While the creation of the Tumblr itself may not have been part of the strategy for Clinton, the move to submit to the site and meet with the creators at the State Department seems a calculated one by the Clinton team.
So sup Hillz? W@ gives? U want in?
This post was produced in partnership with Flip the Media.
March 12, 2012 at 6:30 AM
On the morning of March 5 after I got dressed, I looked at fellow UW Election Eye contributor Ilona Idlis and said, “This totally looks like something a politician would wear, doesn’t it?”
That statement later became eerie as we geared up to cover Rep. Ron Paul’s rally in Sandpoint, Idaho. Photographic evidence below:
I call it the “All-American” look – blue denim jeans, a plaid button-up shirt, and a cozy red sweater. We were both sporting black boots as well.
Fashion is a serious consideration for candidates: one doesn’t want to look too formal, or too casual. It’s hard to go wrong at a rally in the “All-American” piece. I was a bit surprised by Paul’s copycat outfit because he’s not often spotted without a suit and tie.
Coverage focuses more on fashion when women are in the race. In 2008, Sarah Palin faced a scandal when the RNC splurged more than $150,000 on her outfits. Beyond costs, there’s style; women don’t have the fallback suit-and-tie. The fashion police have praised Michele Bachmann for her fresh professional and feminine style, but have scorned Hillary Clinton for her requisite pantsuit as not feminine enough.
Men can have trademark looks too. Exhibit A is Rick Santorum: I’ve not seen so many sweater vests since I last went through my dad’s closet or saw Chandler on “Friends.” Santorum even sported one in the campaign video he sent to the Ada County caucus in Boise on Super Tuesday.
Pundits had a field day with Al Gore and his consultant, Women’s Studies scholar and author Naomi Wolf, in the 2000 election. As a part of her recommendations many speculated that she provided fashion advice and changed his suit colors to earth tones, even though the campaign and others have noted her role was to advise Gore on women’s issues and concerns.
While it’s a side note to the real political goings-on — policies, speeches, campaigns, and debates — wearing the wrong thing could impact a candidate’s message to voters. Who could forget that American flag lapel pin debate in 2008?
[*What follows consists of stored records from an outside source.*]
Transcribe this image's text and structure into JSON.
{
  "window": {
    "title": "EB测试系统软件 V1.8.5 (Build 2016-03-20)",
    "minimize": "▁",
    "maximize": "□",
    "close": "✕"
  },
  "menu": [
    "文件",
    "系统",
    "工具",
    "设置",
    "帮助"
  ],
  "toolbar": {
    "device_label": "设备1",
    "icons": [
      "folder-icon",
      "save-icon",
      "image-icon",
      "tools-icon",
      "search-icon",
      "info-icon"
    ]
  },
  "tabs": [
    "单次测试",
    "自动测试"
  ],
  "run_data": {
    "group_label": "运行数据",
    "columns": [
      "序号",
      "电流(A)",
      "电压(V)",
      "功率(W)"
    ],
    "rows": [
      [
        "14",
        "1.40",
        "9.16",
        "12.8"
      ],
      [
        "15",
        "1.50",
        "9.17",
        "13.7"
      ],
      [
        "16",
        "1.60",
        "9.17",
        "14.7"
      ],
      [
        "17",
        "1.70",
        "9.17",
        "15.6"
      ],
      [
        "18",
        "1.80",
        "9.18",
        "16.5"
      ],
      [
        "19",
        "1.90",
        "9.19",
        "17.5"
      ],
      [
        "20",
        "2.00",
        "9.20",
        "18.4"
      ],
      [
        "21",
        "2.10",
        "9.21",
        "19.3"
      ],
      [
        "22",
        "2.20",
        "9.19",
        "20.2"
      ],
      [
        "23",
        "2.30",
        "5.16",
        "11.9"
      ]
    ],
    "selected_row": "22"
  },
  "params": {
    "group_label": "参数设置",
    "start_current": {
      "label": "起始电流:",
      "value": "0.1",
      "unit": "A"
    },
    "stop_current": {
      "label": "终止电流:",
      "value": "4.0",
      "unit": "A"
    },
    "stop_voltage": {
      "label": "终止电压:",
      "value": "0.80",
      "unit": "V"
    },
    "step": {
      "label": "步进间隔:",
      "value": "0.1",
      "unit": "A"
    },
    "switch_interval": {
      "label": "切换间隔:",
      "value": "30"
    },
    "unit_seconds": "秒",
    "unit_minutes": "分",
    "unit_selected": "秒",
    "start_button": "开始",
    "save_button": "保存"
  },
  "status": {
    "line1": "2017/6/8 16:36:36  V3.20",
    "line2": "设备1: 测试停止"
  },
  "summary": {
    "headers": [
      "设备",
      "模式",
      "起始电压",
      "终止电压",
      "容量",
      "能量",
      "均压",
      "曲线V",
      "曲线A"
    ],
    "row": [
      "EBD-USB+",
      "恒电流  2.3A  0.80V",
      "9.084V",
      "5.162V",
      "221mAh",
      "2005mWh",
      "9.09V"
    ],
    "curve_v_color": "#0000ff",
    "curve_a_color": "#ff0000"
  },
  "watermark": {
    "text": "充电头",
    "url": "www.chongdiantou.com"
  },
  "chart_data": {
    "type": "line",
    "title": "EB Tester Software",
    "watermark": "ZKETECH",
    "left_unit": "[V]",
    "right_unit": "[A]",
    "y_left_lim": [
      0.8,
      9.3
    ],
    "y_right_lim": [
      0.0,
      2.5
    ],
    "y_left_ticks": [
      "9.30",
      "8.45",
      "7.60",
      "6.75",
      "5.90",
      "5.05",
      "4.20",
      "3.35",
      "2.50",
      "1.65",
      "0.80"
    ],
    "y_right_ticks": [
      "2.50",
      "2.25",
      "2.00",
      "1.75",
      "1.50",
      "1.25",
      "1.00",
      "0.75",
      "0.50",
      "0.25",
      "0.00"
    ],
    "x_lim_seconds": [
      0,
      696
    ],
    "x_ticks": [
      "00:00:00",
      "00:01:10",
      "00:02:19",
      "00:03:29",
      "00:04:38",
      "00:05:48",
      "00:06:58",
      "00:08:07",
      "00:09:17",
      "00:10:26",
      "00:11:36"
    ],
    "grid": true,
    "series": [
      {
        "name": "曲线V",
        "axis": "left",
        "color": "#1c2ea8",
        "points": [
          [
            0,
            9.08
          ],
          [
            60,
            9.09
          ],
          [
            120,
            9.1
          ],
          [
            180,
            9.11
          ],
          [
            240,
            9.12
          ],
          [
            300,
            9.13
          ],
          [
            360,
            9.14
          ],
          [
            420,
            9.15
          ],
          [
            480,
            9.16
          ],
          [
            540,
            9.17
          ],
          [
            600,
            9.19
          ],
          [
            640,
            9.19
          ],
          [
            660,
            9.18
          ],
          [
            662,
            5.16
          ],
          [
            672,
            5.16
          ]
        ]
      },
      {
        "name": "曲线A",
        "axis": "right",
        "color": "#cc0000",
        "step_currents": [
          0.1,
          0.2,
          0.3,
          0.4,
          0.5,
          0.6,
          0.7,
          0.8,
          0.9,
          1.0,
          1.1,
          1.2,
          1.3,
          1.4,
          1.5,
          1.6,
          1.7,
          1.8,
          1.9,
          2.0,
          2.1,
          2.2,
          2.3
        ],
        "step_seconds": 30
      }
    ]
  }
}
At this point in the Republican Party presidential race, those still standing will be rolling up their sleeves — figuratively and literally — for the next round of primaries.